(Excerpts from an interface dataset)
-- -- --

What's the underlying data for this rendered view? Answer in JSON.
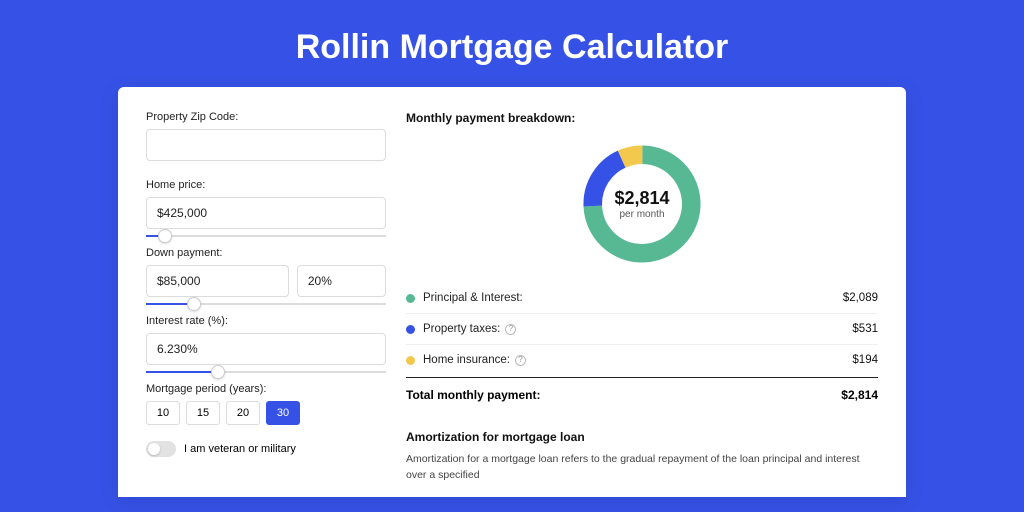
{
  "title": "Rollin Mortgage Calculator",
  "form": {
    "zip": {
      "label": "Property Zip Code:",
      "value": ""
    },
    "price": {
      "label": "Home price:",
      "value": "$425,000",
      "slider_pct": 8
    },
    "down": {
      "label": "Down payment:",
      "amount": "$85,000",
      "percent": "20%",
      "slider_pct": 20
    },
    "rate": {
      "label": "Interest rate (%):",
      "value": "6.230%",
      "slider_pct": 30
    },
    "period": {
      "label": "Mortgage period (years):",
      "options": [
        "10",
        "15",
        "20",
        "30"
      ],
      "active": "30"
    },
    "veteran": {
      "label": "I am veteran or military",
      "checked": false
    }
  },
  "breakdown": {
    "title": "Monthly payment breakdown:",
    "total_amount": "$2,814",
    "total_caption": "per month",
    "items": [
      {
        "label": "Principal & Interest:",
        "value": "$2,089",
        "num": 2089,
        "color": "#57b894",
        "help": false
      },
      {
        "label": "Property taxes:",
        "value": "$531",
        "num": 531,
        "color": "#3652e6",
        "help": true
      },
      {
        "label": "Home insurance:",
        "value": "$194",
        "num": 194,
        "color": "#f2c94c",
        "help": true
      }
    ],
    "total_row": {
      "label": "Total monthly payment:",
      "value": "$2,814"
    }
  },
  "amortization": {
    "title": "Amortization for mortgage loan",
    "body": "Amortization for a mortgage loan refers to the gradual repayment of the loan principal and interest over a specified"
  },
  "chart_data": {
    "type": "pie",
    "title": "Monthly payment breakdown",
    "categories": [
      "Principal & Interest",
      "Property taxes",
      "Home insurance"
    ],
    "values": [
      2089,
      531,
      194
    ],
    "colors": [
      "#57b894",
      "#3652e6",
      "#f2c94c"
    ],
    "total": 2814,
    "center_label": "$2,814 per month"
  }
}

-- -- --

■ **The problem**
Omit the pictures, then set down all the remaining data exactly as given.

■ **Written response**
What's the underlying data for this rendered view? Answer in JSON.
{
  "title": "Rollin Mortgage Calculator",
  "form": {
    "zip": {
      "label": "Property Zip Code:",
      "value": ""
    },
    "price": {
      "label": "Home price:",
      "value": "$425,000",
      "slider_pct": 8
    },
    "down": {
      "label": "Down payment:",
      "amount": "$85,000",
      "percent": "20%",
      "slider_pct": 20
    },
    "rate": {
      "label": "Interest rate (%):",
      "value": "6.230%",
      "slider_pct": 30
    },
    "period": {
      "label": "Mortgage period (years):",
      "options": [
        "10",
        "15",
        "20",
        "30"
      ],
      "active": "30"
    },
    "veteran": {
      "label": "I am veteran or military",
      "checked": false
    }
  },
  "breakdown": {
    "title": "Monthly payment breakdown:",
    "total_amount": "$2,814",
    "total_caption": "per month",
    "items": [
      {
        "label": "Principal & Interest:",
        "value": "$2,089",
        "num": 2089,
        "color": "#57b894",
        "help": false
      },
      {
        "label": "Property taxes:",
        "value": "$531",
        "num": 531,
        "color": "#3652e6",
        "help": true
      },
      {
        "label": "Home insurance:",
        "value": "$194",
        "num": 194,
        "color": "#f2c94c",
        "help": true
      }
    ],
    "total_row": {
      "label": "Total monthly payment:",
      "value": "$2,814"
    }
  },
  "amortization": {
    "title": "Amortization for mortgage loan",
    "body": "Amortization for a mortgage loan refers to the gradual repayment of the loan principal and interest over a specified"
  },
  "chart_data": {
    "type": "pie",
    "title": "Monthly payment breakdown",
    "categories": [
      "Principal & Interest",
      "Property taxes",
      "Home insurance"
    ],
    "values": [
      2089,
      531,
      194
    ],
    "colors": [
      "#57b894",
      "#3652e6",
      "#f2c94c"
    ],
    "total": 2814,
    "center_label": "$2,814 per month"
  }
}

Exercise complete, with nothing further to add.